The inversion which had "capped" convection over the northern San Joaquin Valley over the weekend finally broke this morning, allowing for interesting weather to return to the area.....

At 0500 PDT this morning, I went outside to check the weather conditions. Radar had indicated light rain showers moving northwest towards Turlock throughout the predawn hours, so I went outside in hopes of seeing a few raindrops splatter on the ground. Instead, I was greeted to brilliant in-cloud (IC) and cloud-to-cloud (CC) lightning illuminating the southeastern sky. I watched the storm over the next few minutes to get an idea of movement and distance. I didn't hear any thunder, but additional IC and CC strikes illuminated a (high) cloud base, so I estimated the storm to be 30 mi to my ESE.
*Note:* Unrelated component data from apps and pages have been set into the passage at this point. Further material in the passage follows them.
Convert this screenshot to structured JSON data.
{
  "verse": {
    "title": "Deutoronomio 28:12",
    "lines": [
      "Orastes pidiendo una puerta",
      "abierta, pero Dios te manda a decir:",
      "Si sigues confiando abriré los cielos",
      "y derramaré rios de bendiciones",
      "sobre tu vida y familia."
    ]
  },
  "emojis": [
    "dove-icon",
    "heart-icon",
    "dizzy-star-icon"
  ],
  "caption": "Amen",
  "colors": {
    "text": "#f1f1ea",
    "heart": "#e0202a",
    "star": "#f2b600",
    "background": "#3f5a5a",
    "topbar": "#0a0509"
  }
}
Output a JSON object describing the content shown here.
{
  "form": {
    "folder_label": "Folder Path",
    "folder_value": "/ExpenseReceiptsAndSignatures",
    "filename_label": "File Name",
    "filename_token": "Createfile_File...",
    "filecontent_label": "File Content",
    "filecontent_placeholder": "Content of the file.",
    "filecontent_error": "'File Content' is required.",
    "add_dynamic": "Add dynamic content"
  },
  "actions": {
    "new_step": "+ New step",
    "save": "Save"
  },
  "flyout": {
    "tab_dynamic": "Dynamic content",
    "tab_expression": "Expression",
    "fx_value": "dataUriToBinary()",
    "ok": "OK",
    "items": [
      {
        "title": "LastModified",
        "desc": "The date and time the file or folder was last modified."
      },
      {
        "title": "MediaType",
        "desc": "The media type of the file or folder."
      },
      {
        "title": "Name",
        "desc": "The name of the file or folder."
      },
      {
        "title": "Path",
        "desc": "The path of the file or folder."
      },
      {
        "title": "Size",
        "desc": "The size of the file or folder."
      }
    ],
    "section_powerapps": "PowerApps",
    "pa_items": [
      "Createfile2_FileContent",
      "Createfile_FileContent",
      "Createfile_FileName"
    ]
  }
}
As the storm moved NW and daylight increased, I got a better view of the storm. At 0515, I saw a cloud-to-ground (CG) strike to the E. At this time it became apparent that I better capture this light show on video. Unfortunately, the lightning decreased in frequency (about one strike every two or three minutes) while I videotaped, but I managed to get a spectacular CC strike just before the battery ran out.

Amid all the excitement, I had not yet contacted the National Weather Service in Sacramento. Thunderstorms had not been in the forecast, so imagine their surprise when the spotter phone rang at 0530! The surprise in the forecaster's voice was apparent when I informed him that lightning had been occurring to my east for the past 30 minutes. Within 15 minutes, the forecast for Zone 5 was amended to include thunderstorms north of Fresno, mainly along the foothills.

As that storm continued to drift NW, a new storm went up almost directly over Turlock. This storm actually manage to drop large raindrops at my location from 0542 to 0545, but the rainfall was not enough to measure. During this light shower, thunder boomed from CG strikes about three to five miles to my SW. This storm proved to be brief, as all lightning from this storm had stopped by 0600.

Meanwhile, the first storm maintained its intensity well after sunrise as it moved to my NE. Between 0600 and 0700, I estimated that the storm produced anywhere between 80 and 100 CG strikes to my NE. This storm did not appear to be producing much rain, so I became concerned that numerous fires were being set in that area. Sure enough, there were. As I type, numerous fires continue to burn to my NE, mainly in the Sierra Nevada foothills.

The activity appears to be over for the day, but the heat continues. After this morning's minimum of 76F, the maximum reached 107F. Those temperatures set new records for the day (previous record high minimum/maximum 75F and 103F, both in 1992). The trace of rainfall tied a record originally set in 1991.